## Raw data
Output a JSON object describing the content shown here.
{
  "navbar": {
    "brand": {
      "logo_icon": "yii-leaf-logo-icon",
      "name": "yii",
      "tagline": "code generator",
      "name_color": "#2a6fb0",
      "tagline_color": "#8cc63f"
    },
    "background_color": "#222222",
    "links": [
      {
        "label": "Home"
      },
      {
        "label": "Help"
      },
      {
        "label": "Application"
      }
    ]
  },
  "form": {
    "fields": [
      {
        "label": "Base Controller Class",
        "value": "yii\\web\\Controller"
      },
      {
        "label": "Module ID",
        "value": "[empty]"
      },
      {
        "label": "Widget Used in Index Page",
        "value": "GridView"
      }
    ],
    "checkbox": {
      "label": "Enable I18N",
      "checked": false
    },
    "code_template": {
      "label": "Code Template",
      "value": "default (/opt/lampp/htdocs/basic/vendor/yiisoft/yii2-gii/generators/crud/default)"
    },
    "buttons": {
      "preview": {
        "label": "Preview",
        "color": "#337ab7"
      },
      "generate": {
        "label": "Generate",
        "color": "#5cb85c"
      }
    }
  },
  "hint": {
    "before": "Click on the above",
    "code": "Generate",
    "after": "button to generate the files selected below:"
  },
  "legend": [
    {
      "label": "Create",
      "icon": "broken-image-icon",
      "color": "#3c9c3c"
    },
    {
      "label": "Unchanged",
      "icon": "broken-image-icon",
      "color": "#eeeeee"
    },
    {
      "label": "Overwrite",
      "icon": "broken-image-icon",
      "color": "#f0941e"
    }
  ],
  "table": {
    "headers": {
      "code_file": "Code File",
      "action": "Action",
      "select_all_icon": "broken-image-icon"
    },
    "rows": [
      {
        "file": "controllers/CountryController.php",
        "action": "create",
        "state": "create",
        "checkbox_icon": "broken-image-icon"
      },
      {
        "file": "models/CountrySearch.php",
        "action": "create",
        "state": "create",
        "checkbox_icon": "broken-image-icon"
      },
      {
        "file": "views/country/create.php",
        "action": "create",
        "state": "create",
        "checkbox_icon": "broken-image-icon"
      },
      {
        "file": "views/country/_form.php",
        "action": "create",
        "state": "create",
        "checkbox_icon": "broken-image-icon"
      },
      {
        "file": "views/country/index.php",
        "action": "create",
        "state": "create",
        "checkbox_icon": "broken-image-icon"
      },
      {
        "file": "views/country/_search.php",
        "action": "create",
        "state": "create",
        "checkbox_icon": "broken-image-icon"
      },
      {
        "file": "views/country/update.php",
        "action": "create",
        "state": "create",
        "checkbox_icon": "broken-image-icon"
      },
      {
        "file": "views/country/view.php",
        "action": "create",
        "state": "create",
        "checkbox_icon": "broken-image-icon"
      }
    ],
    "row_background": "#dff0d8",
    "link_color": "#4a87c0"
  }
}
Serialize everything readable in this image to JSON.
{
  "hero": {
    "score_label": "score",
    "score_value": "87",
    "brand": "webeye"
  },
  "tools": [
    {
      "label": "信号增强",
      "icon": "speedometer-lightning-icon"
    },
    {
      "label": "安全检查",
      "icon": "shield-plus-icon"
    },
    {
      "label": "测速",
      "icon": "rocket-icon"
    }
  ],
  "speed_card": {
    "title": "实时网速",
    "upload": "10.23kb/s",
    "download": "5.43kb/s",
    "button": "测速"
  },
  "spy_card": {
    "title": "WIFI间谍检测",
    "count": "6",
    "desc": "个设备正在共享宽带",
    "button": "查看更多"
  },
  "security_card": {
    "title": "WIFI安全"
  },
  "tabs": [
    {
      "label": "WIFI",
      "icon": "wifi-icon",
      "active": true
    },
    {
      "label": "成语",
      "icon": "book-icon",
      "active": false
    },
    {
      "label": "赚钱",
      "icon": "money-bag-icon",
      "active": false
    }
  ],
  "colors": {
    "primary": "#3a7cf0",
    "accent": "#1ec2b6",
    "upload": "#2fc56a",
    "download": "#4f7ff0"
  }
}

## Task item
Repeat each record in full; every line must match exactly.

## Solved exercise
Output a JSON object describing the content shown here.
{
  "navbar": {
    "brand": {
      "logo_icon": "yii-leaf-logo-icon",
      "name": "yii",
      "tagline": "code generator",
      "name_color": "#2a6fb0",
      "tagline_color": "#8cc63f"
    },
    "background_color": "#222222",
    "links": [
      {
        "label": "Home"
      },
      {
        "label": "Help"
      },
      {
        "label": "Application"
      }
    ]
  },
  "form": {
    "fields": [
      {
        "label": "Base Controller Class",
        "value": "yii\\web\\Controller"
      },
      {
        "label": "Module ID",
        "value": "[empty]"
      },
      {
        "label": "Widget Used in Index Page",
        "value": "GridView"
      }
    ],
    "checkbox": {
      "label": "Enable I18N",
      "checked": false
    },
    "code_template": {
      "label": "Code Template",
      "value": "default (/opt/lampp/htdocs/basic/vendor/yiisoft/yii2-gii/generators/crud/default)"
    },
    "buttons": {
      "preview": {
        "label": "Preview",
        "color": "#337ab7"
      },
      "generate": {
        "label": "Generate",
        "color": "#5cb85c"
      }
    }
  },
  "hint": {
    "before": "Click on the above",
    "code": "Generate",
    "after": "button to generate the files selected below:"
  },
  "legend": [
    {
      "label": "Create",
      "icon": "broken-image-icon",
      "color": "#3c9c3c"
    },
    {
      "label": "Unchanged",
      "icon": "broken-image-icon",
      "color": "#eeeeee"
    },
    {
      "label": "Overwrite",
      "icon": "broken-image-icon",
      "color": "#f0941e"
    }
  ],
  "table": {
    "headers": {
      "code_file": "Code File",
      "action": "Action",
      "select_all_icon": "broken-image-icon"
    },
    "rows": [
      {
        "file": "controllers/CountryController.php",
        "action": "create",
        "state": "create",
        "checkbox_icon": "broken-image-icon"
      },
      {
        "file": "models/CountrySearch.php",
        "action": "create",
        "state": "create",
        "checkbox_icon": "broken-image-icon"
      },
      {
        "file": "views/country/create.php",
        "action": "create",
        "state": "create",
        "checkbox_icon": "broken-image-icon"
      },
      {
        "file": "views/country/_form.php",
        "action": "create",
        "state": "create",
        "checkbox_icon": "broken-image-icon"
      },
      {
        "file": "views/country/index.php",
        "action": "create",
        "state": "create",
        "checkbox_icon": "broken-image-icon"
      },
      {
        "file": "views/country/_search.php",
        "action": "create",
        "state": "create",
        "checkbox_icon": "broken-image-icon"
      },
      {
        "file": "views/country/update.php",
        "action": "create",
        "state": "create",
        "checkbox_icon": "broken-image-icon"
      },
      {
        "file": "views/country/view.php",
        "action": "create",
        "state": "create",
        "checkbox_icon": "broken-image-icon"
      }
    ],
    "row_background": "#dff0d8",
    "link_color": "#4a87c0"
  }
}
Serialize everything readable in this image to JSON.
{
  "hero": {
    "score_label": "score",
    "score_value": "87",
    "brand": "webeye"
  },
  "tools": [
    {
      "label": "信号增强",
      "icon": "speedometer-lightning-icon"
    },
    {
      "label": "安全检查",
      "icon": "shield-plus-icon"
    },
    {
      "label": "测速",
      "icon": "rocket-icon"
    }
  ],
  "speed_card": {
    "title": "实时网速",
    "upload": "10.23kb/s",
    "download": "5.43kb/s",
    "button": "测速"
  },
  "spy_card": {
    "title": "WIFI间谍检测",
    "count": "6",
    "desc": "个设备正在共享宽带",
    "button": "查看更多"
  },
  "security_card": {
    "title": "WIFI安全"
  },
  "tabs": [
    {
      "label": "WIFI",
      "icon": "wifi-icon",
      "active": true
    },
    {
      "label": "成语",
      "icon": "book-icon",
      "active": false
    },
    {
      "label": "赚钱",
      "icon": "money-bag-icon",
      "active": false
    }
  ],
  "colors": {
    "primary": "#3a7cf0",
    "accent": "#1ec2b6",
    "upload": "#2fc56a",
    "download": "#4f7ff0"
  }
}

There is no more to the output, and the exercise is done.